### Task directions:
Return every entry below word for word and leave out any picture.

### Information shown:

- - - -

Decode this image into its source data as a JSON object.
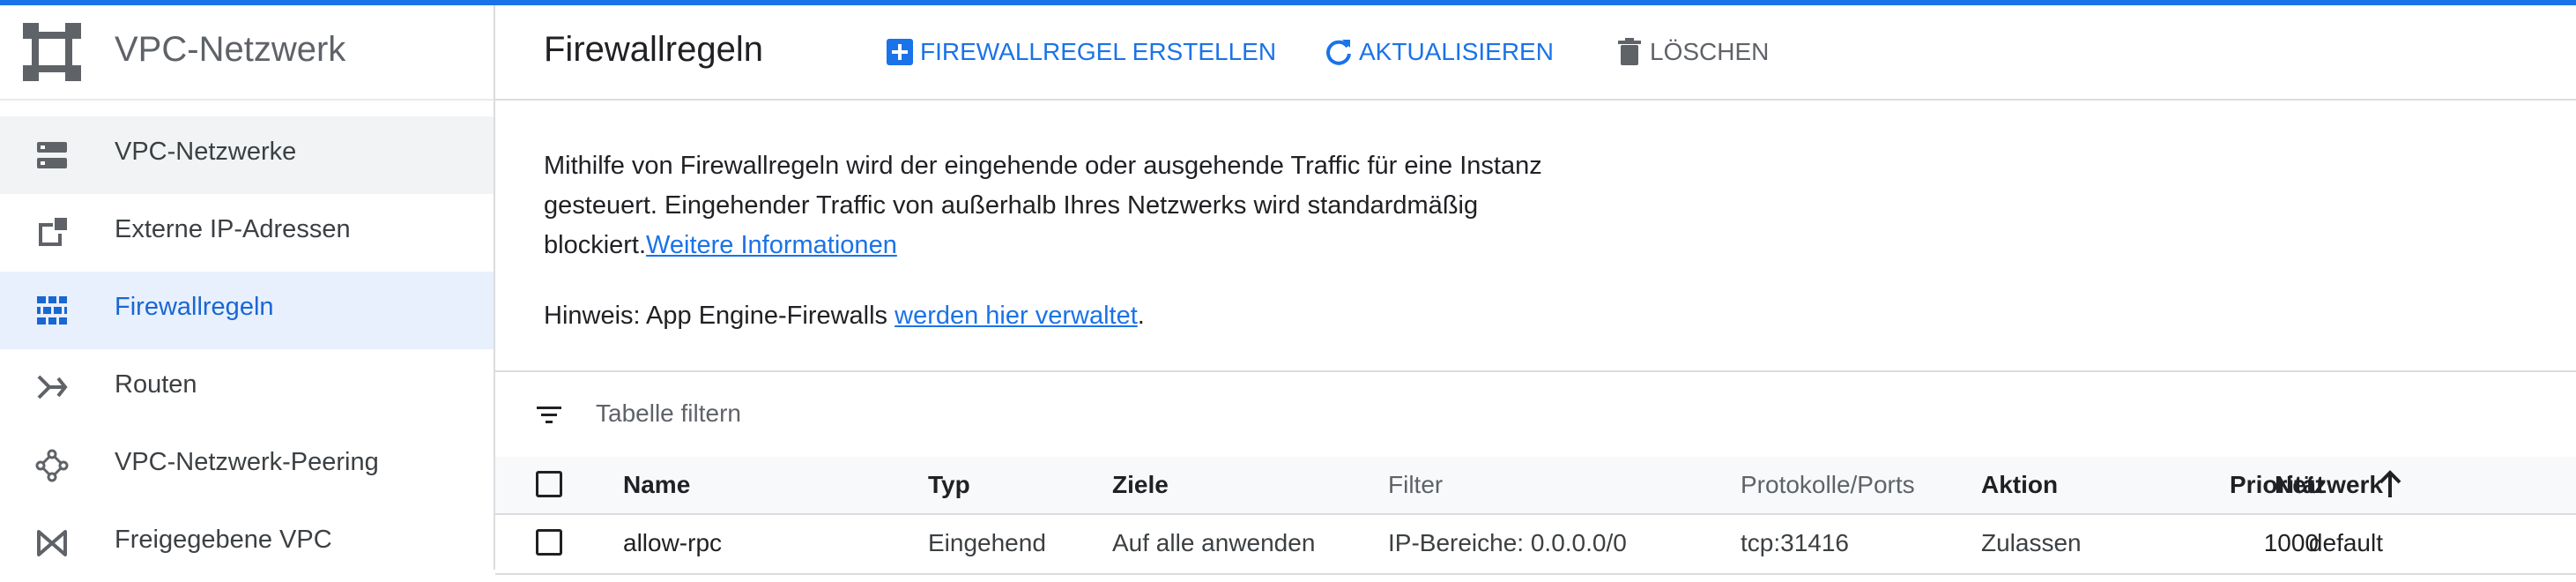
{
  "colors": {
    "accent": "#1a73e8",
    "active_bg": "#e8f0fe",
    "text": "#202124",
    "muted": "#5f6368"
  },
  "sidebar": {
    "title": "VPC-Netzwerk",
    "product_icon": "vpc-network-icon",
    "items": [
      {
        "label": "VPC-Netzwerke",
        "icon": "vpc-networks-icon",
        "state": "hover"
      },
      {
        "label": "Externe IP-Adressen",
        "icon": "external-ip-icon",
        "state": "normal"
      },
      {
        "label": "Firewallregeln",
        "icon": "firewall-icon",
        "state": "active"
      },
      {
        "label": "Routen",
        "icon": "routes-icon",
        "state": "normal"
      },
      {
        "label": "VPC-Netzwerk-Peering",
        "icon": "peering-icon",
        "state": "normal"
      },
      {
        "label": "Freigegebene VPC",
        "icon": "shared-vpc-icon",
        "state": "normal"
      }
    ]
  },
  "toolbar": {
    "page_title": "Firewallregeln",
    "create_label": "FIREWALLREGEL ERSTELLEN",
    "refresh_label": "AKTUALISIEREN",
    "delete_label": "LÖSCHEN"
  },
  "info": {
    "text": "Mithilfe von Firewallregeln wird der eingehende oder ausgehende Traffic für eine Instanz gesteuert. Eingehender Traffic von außerhalb Ihres Netzwerks wird standardmäßig blockiert.",
    "link": "Weitere Informationen",
    "note_prefix": "Hinweis: App Engine-Firewalls ",
    "note_link": "werden hier verwaltet",
    "note_suffix": "."
  },
  "filter": {
    "placeholder": "Tabelle filtern"
  },
  "table": {
    "columns": {
      "name": "Name",
      "type": "Typ",
      "targets": "Ziele",
      "filter": "Filter",
      "protocols": "Protokolle/Ports",
      "action": "Aktion",
      "priority": "Priorität",
      "network": "Netzwerk"
    },
    "sort": {
      "column": "network",
      "direction": "ascending"
    },
    "rows": [
      {
        "name": "allow-rpc",
        "type": "Eingehend",
        "targets": "Auf alle anwenden",
        "filter": "IP-Bereiche: 0.0.0.0/0",
        "protocols": "tcp:31416",
        "action": "Zulassen",
        "priority": "1000",
        "network": "default"
      }
    ]
  }
}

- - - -

### Completed task:
Decode this image into its source data as a JSON object.
{
  "colors": {
    "accent": "#1a73e8",
    "active_bg": "#e8f0fe",
    "text": "#202124",
    "muted": "#5f6368"
  },
  "sidebar": {
    "title": "VPC-Netzwerk",
    "product_icon": "vpc-network-icon",
    "items": [
      {
        "label": "VPC-Netzwerke",
        "icon": "vpc-networks-icon",
        "state": "hover"
      },
      {
        "label": "Externe IP-Adressen",
        "icon": "external-ip-icon",
        "state": "normal"
      },
      {
        "label": "Firewallregeln",
        "icon": "firewall-icon",
        "state": "active"
      },
      {
        "label": "Routen",
        "icon": "routes-icon",
        "state": "normal"
      },
      {
        "label": "VPC-Netzwerk-Peering",
        "icon": "peering-icon",
        "state": "normal"
      },
      {
        "label": "Freigegebene VPC",
        "icon": "shared-vpc-icon",
        "state": "normal"
      }
    ]
  },
  "toolbar": {
    "page_title": "Firewallregeln",
    "create_label": "FIREWALLREGEL ERSTELLEN",
    "refresh_label": "AKTUALISIEREN",
    "delete_label": "LÖSCHEN"
  },
  "info": {
    "text": "Mithilfe von Firewallregeln wird der eingehende oder ausgehende Traffic für eine Instanz gesteuert. Eingehender Traffic von außerhalb Ihres Netzwerks wird standardmäßig blockiert.",
    "link": "Weitere Informationen",
    "note_prefix": "Hinweis: App Engine-Firewalls ",
    "note_link": "werden hier verwaltet",
    "note_suffix": "."
  },
  "filter": {
    "placeholder": "Tabelle filtern"
  },
  "table": {
    "columns": {
      "name": "Name",
      "type": "Typ",
      "targets": "Ziele",
      "filter": "Filter",
      "protocols": "Protokolle/Ports",
      "action": "Aktion",
      "priority": "Priorität",
      "network": "Netzwerk"
    },
    "sort": {
      "column": "network",
      "direction": "ascending"
    },
    "rows": [
      {
        "name": "allow-rpc",
        "type": "Eingehend",
        "targets": "Auf alle anwenden",
        "filter": "IP-Bereiche: 0.0.0.0/0",
        "protocols": "tcp:31416",
        "action": "Zulassen",
        "priority": "1000",
        "network": "default"
      }
    ]
  }
}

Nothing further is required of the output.